Congratulations to Luis Fonsi and Daddy Yankee, whose official music video for ‘Despacito’ has just overtaken Wiz Khalifa’s ‘See You Again’ to become the most-viewed YouTube video of all-time.
Not only that: ‘Despacito’ has also become the first video to reach the milestone of 3bn views on YouTube. Not a bad weekend’s work for a track that’s already taken streaming services of all stripes by storm in 2017. But the bigger picture here is still about Latin American artists more generally.
According to YouTube, Latin artists account for more than a third of the top 100 most-viewed musicians of 2017 so far, with the likes of Nicky Jam, Maluma, J Balvin and Ozuna all having notched up more than 1bn views this year alone.
YouTube says that monthly views of Latin acts generally are up by 178% in the UK; by 185% in France; by 352% in Egypt and by 940% in Indonesia, as a snapshot of the global growth for artists from the region that’s emerging as the new spawning ground for streaming hits.
More stats? YouTube says that 19 Latin songs are in its top 100 most-viewed videos of all-time chart, up from five in July 2015. It also says that Puerto Rican acts like Ozuna, Daddy Yankee, Wisin, Bad Bunny and Luis Fonsi get more than 99% of their views from outside their native country – admittedly less of a surprise given its population of 3.4 million people.
But note the pace at which ‘Despacito’ has risen: it took just 203 days for it to become the most-viewed YouTube video ever, compared to the 827 days it took ‘See You Again’ to overhaul PSY’s ‘Gangnam Style’. More YouTube stats show the way its 3bn+ views have been spread around: 385m views in Mexico and 224m in Brazil, but countries like Italy (146m), France (85m), Indonesia (41m), the UK (38m) and India (33m) have chipped in too.
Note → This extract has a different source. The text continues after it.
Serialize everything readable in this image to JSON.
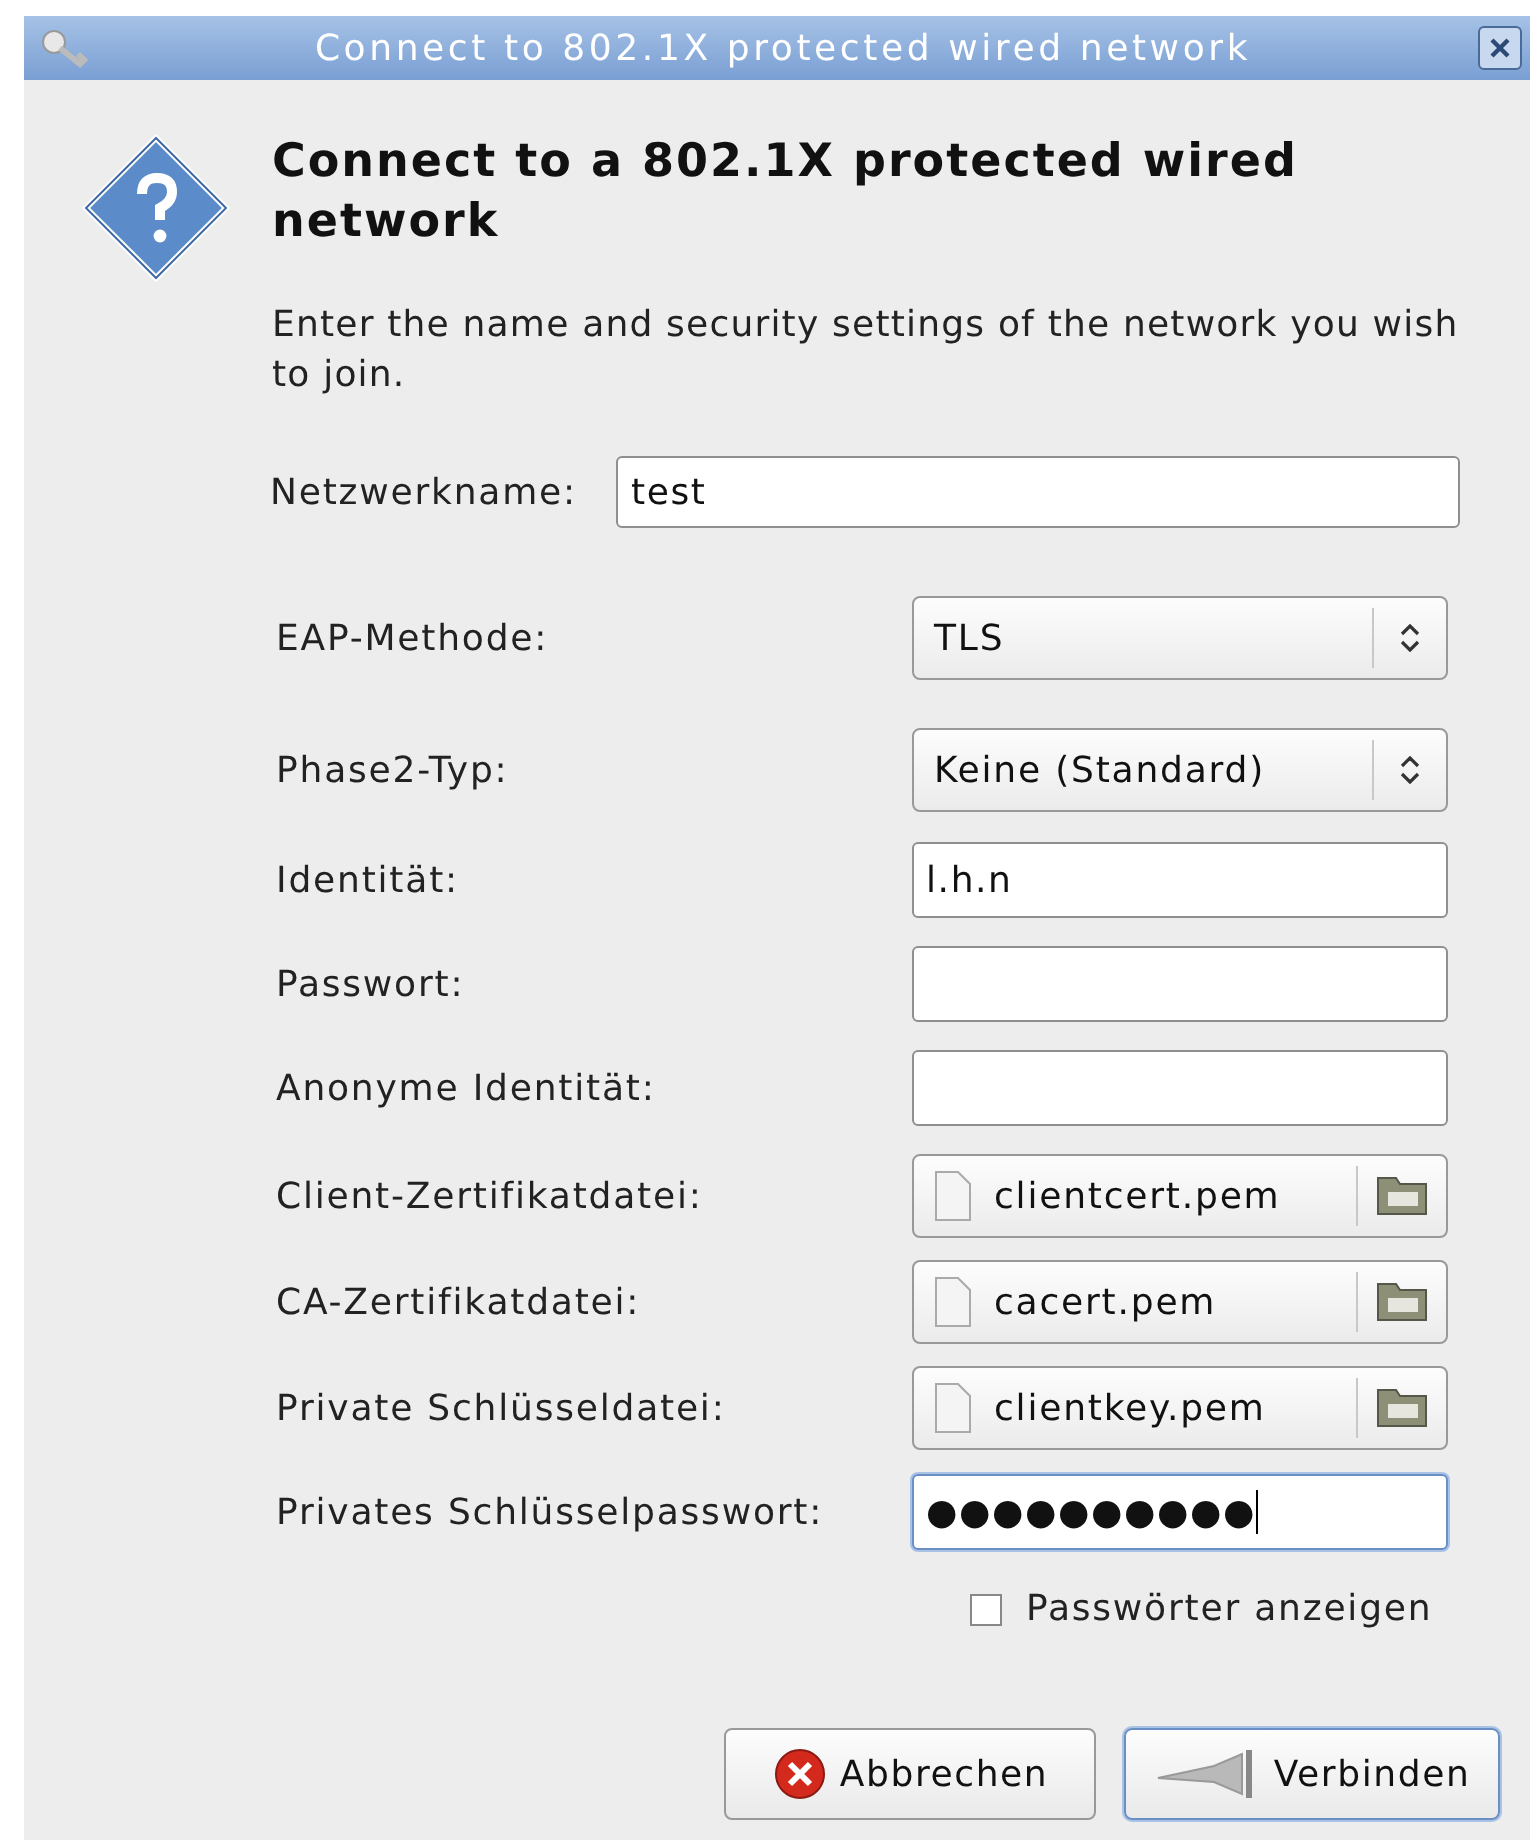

The debate will continue about YouTube’s value to musicians and to the music industry of course. Information is Beautiful’s recent estimate of an average YouTube per-stream payout for signed artists of $0.0007 suggests just $2.1m of revenues for a Despacito-sized hit on the platform.
But YouTube appears to be underpinning the song’s popularity on all platforms: the remix starring Justin Bieber is still getting 4.3m+ daily plays on Spotify for example, with the original version adding another 1.9m+ on that service.